If people ask for investing advice, ETFs usually come up fairly quickly, since they’re so heavily promoted and trumped by the investment industry. Exchange-traded funds, or ETFs, are an easy way to start with a small investment but get great exposure and diversification. It is crucial to understand how they operate.
ETFs are similar to mutual funds in that they are an assortment of investments. However, they are traded on an exchange, like the NYSE, rather than bought directly from the moving company. They also differ in their redemption structure and tax efficiency from conventional mutual funds.
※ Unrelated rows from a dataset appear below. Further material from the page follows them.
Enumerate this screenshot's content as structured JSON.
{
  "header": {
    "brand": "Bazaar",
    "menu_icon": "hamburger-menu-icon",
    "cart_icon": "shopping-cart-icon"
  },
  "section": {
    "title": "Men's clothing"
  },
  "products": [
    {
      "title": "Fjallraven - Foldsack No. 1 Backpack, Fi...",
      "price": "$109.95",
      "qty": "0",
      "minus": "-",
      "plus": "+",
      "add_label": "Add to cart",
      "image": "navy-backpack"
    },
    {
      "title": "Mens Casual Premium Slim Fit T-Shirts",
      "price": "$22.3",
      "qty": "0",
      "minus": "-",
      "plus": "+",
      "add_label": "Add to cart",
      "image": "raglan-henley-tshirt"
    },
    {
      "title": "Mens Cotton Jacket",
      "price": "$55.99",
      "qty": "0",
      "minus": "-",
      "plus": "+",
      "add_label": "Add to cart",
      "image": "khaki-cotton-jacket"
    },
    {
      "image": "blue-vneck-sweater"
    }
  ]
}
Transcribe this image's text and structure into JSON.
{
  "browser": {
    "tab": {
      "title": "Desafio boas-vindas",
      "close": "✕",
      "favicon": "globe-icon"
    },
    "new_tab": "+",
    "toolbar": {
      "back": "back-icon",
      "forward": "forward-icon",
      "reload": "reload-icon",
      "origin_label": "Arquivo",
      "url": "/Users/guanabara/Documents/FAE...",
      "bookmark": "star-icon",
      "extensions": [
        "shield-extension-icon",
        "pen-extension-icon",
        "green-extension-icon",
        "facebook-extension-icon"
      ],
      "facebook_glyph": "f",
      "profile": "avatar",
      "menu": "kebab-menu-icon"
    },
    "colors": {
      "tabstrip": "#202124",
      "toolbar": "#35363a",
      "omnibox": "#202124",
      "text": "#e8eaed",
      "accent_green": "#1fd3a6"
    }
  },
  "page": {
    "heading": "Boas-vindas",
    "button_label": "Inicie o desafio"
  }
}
Many investors ask, “Is an ETF better than a mutual fund?” For many investors, the Yes, ETFS are better than mutual funds. There are many advantages to ETFs over mutual funds. The primary difference is that an ETF is a stock and actively traded.
Here are five advantages of ETFs over mutual funds:
1. Tax Effectiveness: Upon salvation, mutual funds must sell its underlying securities, as well as the capital profits are then distributed to the owners of their funds. Since ETFs trade on an exchange and investors are promoting to other investors, no underlying securities are offered, and also no capital gains are spread. If the makeup of these ETF changes it will, sometimes have to distribute profits, but it ought to be less frequent than with traditional mutual funds.
2. Lower Fees: Further, ETFs generally have reduced annual fees compared to traditional Mutual Funds, which makes them an attractive choice. (NOTE: In rare cases where a minimal amount is being traded, broker’s fees might be a higher proportion of the investment than a mutual fund’s expenses are, but in most of these scenarios the invested sum would not fulfill the minimal investment required by the majority of mutual funds).
3. Liquidity: The exchange-traded construction of ETFs generally allows for the liquidation of a position quicker than a mutual fund, which has to be clubbed at the end of the day. What’s more, the ability to specify a limit order allows flexible trading, which no investor might receive from a mutual fund. Not all ETFs have the identical liquidity, however, and it’s essential to examine trading volumes as well as the ETF prospectus to ascertain whether you are comfortable with the frequency of transactions.
4. Possible Discount: As a result, one may purchase ETFs in a premium or a discount to the value of their underlying assets, and arbitrage is regular. This means you can buy an ETF cheaper than buying all the stocks.
5. No Minimum Investment: Because ETFs have no minimum investment (other than the market cost of one share), they are a fantastic vehicle for diversified investing. It would cost you literally thousands of dollars to buy just one share of a stock to match one share of an ETF.
Many of these gains could be liabilities if not used correctly. For instance, the intraday pricing feature of ETFs can lead an investor to buy an ETF in a premium or sell it at a discount on the value of the underlying securities. Also, brokerage fees may have a more significant effect on some investors than conventional mutual funds’ management fees, and loads would have.
Used sensibly, ETFs can be an excellent vehicle for broadly diversifying a small or initial investment, but it is always best to seek professional investing advice.
Jason P. Vasser gives us an analysis into the recent geo-political news hitting the services, legal, and technology sectors. He has been an financial advisor for over 10 years in the NYC and in recently turned his experience investment and passion for journalism into a full time role. His responsibility is for the analysis of companies and writing valuable information for shareholder community.
Jason is an a seasoned writer who has a passion for tech and travel. His goal is to see travel the world and report on the use of technology from a market perspective.